S.C. Gov. Nikki Haley offered her support for the amendment last week – although she insisted (correctly, we might add) that lawmakers first amend the legislation so as to make it apply to House members and State Senators as well.

That’s an about-face for Haley, who previously opposed efforts that would have given voters the right to recall their leaders.

Democrats introduced the recall measure as an amendment to the General Assembly’s sine die resolution, a procedural bill that governs which issues lawmakers are permitted to take up during their special legislative session. The amendment – and the recall legislation – is sponsored by S.C. Rep. Boyd Brown (D-Winnsboro). Brown introduced a similar bill in the heat of former S.C. Gov. Mark Sanford’s battle with the General Assembly over the acceptance of federal “stimulus” funds.

The vote to consider the measure which has taken on added significance in light of the ethical scandal swirling around S.C. Lt. Gov. Ken Ard (RINO-Pamplico) – failed along partisan lines.

“It’s clear that voters in South Carolina and around the country want more ways to hold elected officials accountable,” Brown told FITS. “It’s a shame Republicans would rather cover up the scandals of crooked politicians like Ken Ard.”

In fact one of Ard’s fellow Pee Dee lawmakers – S.C. Rep. Phillip Lowe (RINO-Florence) – made the motion to block the amendment.

“That’s just another example of the good ole boys sticking up for each other,” Brown said.

Brown’s bill – which must now wait until January to be considered – doesn’t currently apply to S.C. House and Senate members, but he said he supports making such a change.

“I welcome any amendment that includes the House and the Senate, as well as local elected officials,” Brown told FITS.

In fact, Brown said he would support an amendment permitting voters to recall public officials ranging from “the dogcatcher on up.”

We support Brown’s efforts – and we agree with Haley’s caveat to his proposed legislation.
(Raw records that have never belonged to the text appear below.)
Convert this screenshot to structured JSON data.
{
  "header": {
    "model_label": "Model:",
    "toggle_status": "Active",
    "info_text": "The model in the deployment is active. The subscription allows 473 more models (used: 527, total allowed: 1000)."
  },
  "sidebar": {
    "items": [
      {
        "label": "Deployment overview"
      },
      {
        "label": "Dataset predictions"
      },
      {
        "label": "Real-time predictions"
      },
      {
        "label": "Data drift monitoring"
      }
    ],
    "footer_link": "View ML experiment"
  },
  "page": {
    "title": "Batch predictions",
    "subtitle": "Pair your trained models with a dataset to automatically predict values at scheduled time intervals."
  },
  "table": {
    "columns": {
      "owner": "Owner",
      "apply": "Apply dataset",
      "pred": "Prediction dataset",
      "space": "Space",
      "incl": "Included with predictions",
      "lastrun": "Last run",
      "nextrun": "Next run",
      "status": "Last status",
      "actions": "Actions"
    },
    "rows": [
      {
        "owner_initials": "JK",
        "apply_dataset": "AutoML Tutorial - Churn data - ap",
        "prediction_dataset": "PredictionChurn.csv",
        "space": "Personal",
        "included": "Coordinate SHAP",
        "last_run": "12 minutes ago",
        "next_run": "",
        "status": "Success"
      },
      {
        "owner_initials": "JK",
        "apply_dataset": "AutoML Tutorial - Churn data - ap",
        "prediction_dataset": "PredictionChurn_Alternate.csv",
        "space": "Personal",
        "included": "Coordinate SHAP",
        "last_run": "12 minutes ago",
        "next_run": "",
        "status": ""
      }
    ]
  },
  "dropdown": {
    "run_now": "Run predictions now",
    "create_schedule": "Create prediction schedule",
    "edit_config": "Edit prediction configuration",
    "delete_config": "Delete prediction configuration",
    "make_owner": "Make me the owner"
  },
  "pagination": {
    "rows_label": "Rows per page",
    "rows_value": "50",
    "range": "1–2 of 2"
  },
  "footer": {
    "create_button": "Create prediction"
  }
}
Unfortunately “Republicans” in the S.C. House – who literally can’t complete a sentence without bragging about “accountability” – balked on this opportunity to actually provide it.

“It’s understandable that the Republicans want to protect one of their own, but they should put aside this purely partisan political cronyism and let the people speak,” S.C. Democratic party chairman Dick Harpootlian said.